→ **Exercise details**
Where the word "text" occurs in a line of the listing, please copy the line.

------

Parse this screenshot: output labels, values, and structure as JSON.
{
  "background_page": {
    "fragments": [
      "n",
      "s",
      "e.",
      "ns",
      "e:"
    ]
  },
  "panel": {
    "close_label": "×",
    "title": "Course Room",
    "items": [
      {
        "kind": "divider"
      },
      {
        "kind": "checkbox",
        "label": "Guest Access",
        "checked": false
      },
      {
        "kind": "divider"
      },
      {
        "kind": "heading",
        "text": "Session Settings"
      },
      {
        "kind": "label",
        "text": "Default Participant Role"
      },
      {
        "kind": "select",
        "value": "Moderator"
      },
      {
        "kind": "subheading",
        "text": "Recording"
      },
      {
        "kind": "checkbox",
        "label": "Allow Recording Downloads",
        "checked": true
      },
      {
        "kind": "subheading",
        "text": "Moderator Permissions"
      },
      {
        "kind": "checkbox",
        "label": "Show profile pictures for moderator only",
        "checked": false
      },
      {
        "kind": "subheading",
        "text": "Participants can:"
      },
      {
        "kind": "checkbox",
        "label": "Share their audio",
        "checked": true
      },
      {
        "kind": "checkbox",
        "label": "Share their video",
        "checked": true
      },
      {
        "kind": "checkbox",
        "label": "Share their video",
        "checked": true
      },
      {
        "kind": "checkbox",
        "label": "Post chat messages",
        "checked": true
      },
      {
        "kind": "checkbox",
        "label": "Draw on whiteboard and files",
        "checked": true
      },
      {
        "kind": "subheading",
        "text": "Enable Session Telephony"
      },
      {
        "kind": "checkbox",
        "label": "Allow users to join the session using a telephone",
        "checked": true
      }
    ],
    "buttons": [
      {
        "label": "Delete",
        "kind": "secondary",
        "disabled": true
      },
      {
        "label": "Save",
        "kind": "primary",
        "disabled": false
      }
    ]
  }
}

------

→ **Written response**
        "text": "Session Settings"
        "text": "Default Participant Role"
        "text": "Recording"
        "text": "Moderator Permissions"
        "text": "Participants can:"
        "text": "Enable Session Telephony"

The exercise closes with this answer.